Lt Col. Henry Worsley was distantly related to Frank Worsley, the Captain of Shackleton’s ship ‘Endurance’ and as such he was clearly inspired by Shackleton’s exploits. In 2008 he retraced Shackleton’s Nimrod expedition, leading a team to the same point Shackleton reached only 97 miles short of the South Pole, when he famously chose to turn around to save the lives of his crew. “Better a live donkey than a dead lion” Shackleton wrote to his wife explaining his decision. When Henry Worsley spoke for the RSGS in Perth in 2009 he was clearly moved at the opportunity to walk in Shackleton’s footprints, and recounted reading Shackleton’s diary a day at a time, and comparing it with his own experience. By pure fortune he arrived at the same point, 97 miles shy of the Pole on the same calendar day that Shackleton had, and found it highly emotional reflecting on his hero’s decision. Henry completed the final 97 miles with his team who were mostly also descendants of the original crew.
However the event that truly marked the talk, was also an event which helps define Henry’s humanity and enthusiasm for life. A young girl scout, Caitlin Daisley, from Greenock had replied to an advert Henry had placed for the final team member, writing a letter to explain why she would make an excellent team mate in a way that truly touched his heart. As a 12 year old she could not realistically be put in such a dangerous position, but Henry got in touch and took a scout scarf from her to the South Pole on his journey. At the end of his highly entertaining talk, he invited the young girl onto the stage with her scout troop and presented her with her well-travelled scarf to the delight of everyone in the room. Caitlin in turn handed Henry a cheque for nearly £1,000 towards the Shackleton Foundation which Henry had helped establish.

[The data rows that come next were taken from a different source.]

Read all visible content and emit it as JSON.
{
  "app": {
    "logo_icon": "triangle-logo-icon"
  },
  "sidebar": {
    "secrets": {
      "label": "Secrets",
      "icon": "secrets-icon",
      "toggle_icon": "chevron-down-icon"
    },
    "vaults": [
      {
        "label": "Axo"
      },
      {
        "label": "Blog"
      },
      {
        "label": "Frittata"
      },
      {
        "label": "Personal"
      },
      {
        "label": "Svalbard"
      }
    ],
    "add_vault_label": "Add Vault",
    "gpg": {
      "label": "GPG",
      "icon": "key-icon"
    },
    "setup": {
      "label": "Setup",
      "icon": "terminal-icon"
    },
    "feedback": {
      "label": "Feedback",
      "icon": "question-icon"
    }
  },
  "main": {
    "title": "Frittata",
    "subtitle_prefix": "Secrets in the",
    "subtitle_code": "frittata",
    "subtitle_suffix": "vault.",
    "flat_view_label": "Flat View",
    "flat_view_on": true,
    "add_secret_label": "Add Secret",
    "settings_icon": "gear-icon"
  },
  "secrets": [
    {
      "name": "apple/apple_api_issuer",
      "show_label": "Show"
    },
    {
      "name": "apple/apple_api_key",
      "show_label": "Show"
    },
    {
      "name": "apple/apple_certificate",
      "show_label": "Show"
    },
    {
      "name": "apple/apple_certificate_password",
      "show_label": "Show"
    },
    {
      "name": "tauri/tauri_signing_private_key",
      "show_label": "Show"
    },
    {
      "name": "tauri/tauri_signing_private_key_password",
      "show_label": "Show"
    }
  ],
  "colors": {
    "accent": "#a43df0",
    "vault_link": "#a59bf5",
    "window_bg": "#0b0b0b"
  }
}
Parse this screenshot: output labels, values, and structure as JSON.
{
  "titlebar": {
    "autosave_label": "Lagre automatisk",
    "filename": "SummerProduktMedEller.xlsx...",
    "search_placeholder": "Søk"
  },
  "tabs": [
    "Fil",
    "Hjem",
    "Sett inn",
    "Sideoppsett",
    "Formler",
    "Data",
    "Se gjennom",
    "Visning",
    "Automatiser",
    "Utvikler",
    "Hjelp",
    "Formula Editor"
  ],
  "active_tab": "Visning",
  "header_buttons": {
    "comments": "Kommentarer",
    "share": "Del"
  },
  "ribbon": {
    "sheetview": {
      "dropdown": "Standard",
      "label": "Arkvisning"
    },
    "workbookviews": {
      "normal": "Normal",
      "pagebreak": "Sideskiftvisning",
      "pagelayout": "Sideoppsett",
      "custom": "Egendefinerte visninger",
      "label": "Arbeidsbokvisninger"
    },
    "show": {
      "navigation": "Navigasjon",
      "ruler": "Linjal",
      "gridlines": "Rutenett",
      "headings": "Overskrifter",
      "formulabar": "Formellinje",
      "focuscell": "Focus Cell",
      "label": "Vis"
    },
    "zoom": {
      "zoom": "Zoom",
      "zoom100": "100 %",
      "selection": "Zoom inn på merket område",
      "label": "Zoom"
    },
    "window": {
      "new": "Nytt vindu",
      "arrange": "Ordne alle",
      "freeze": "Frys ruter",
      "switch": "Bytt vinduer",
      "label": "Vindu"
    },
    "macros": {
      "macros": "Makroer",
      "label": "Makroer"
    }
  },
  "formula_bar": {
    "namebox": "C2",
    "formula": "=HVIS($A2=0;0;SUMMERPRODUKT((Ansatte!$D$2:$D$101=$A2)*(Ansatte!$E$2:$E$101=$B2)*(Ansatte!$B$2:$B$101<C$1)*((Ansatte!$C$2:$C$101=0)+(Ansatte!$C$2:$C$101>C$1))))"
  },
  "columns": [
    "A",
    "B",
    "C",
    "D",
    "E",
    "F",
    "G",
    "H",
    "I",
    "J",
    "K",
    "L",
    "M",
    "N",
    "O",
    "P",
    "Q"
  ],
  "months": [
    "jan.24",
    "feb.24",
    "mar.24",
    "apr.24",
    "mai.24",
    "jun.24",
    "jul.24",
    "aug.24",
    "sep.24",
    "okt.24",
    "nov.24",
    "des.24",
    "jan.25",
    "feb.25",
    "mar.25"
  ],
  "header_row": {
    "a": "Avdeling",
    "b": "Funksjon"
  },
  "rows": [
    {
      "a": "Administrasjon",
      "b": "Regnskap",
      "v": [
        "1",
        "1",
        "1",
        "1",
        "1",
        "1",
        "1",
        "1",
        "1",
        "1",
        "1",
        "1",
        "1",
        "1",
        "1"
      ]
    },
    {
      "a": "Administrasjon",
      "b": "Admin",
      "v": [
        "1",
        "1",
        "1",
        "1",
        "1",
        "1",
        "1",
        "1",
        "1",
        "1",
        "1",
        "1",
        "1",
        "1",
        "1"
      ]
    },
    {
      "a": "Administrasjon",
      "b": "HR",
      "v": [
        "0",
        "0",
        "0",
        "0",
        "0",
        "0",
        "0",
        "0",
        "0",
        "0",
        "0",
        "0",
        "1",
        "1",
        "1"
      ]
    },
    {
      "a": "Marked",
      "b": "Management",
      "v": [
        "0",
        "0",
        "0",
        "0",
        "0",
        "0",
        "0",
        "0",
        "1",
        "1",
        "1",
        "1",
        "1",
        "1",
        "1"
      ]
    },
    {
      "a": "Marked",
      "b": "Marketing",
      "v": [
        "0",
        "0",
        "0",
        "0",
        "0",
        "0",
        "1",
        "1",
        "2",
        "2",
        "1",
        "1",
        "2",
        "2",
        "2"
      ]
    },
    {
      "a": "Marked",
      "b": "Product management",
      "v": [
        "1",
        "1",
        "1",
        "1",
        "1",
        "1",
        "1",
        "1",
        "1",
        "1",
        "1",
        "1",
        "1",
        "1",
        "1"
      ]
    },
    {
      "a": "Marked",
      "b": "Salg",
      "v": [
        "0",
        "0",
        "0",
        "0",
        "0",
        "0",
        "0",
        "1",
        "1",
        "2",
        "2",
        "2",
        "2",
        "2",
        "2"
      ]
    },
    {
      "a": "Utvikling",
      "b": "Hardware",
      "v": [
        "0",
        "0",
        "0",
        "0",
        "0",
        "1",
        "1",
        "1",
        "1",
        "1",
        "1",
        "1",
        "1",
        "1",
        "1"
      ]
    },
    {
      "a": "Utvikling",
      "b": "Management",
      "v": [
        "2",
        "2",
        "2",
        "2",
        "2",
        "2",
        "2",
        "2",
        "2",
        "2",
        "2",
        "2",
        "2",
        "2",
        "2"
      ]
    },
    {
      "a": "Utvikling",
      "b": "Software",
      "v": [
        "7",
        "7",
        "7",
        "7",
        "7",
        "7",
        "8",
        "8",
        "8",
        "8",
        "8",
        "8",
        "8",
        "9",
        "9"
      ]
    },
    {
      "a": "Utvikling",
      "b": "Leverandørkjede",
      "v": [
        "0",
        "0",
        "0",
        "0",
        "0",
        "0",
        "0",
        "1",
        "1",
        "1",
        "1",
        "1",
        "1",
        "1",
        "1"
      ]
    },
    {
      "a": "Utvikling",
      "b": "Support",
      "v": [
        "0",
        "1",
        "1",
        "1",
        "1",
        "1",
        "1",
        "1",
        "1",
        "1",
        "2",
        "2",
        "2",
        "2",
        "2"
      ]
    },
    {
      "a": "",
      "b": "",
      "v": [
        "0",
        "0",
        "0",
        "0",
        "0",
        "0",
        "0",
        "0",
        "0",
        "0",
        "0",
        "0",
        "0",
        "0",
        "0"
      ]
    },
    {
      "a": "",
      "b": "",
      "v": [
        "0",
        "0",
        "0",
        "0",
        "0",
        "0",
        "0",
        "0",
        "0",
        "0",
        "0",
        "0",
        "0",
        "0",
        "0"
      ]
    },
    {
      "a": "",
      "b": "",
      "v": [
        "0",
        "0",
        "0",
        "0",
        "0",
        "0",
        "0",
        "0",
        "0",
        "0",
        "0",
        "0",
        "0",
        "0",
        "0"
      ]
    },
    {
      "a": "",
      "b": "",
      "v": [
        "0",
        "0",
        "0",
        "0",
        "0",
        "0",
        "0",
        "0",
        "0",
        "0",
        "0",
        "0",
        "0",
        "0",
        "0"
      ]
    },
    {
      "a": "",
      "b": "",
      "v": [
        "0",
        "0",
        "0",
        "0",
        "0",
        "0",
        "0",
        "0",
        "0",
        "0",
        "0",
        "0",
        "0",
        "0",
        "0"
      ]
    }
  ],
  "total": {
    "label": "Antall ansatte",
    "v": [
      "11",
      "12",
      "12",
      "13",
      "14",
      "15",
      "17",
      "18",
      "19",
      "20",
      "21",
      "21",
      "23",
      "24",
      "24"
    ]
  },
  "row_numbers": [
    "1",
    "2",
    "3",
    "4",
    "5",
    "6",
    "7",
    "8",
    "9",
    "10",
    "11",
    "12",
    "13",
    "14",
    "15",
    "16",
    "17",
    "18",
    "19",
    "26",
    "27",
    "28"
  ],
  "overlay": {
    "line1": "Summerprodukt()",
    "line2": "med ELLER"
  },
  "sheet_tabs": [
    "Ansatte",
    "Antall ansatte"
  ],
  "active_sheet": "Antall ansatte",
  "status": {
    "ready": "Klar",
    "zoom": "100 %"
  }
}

Henry Worsley spoke to several of our Local Groups and he was always quick to want to inspire others – as he was keen to challenge his audiences – “Everyone has an Antarctic – what’s yours?” A kind and generous man to the end, our thoughts are with his wife and children. And whilst I am sad at this turn of events, it is the picture from his 2008 expedition below, an image of pure unadulterated joy and achievement, by which I will remember him most.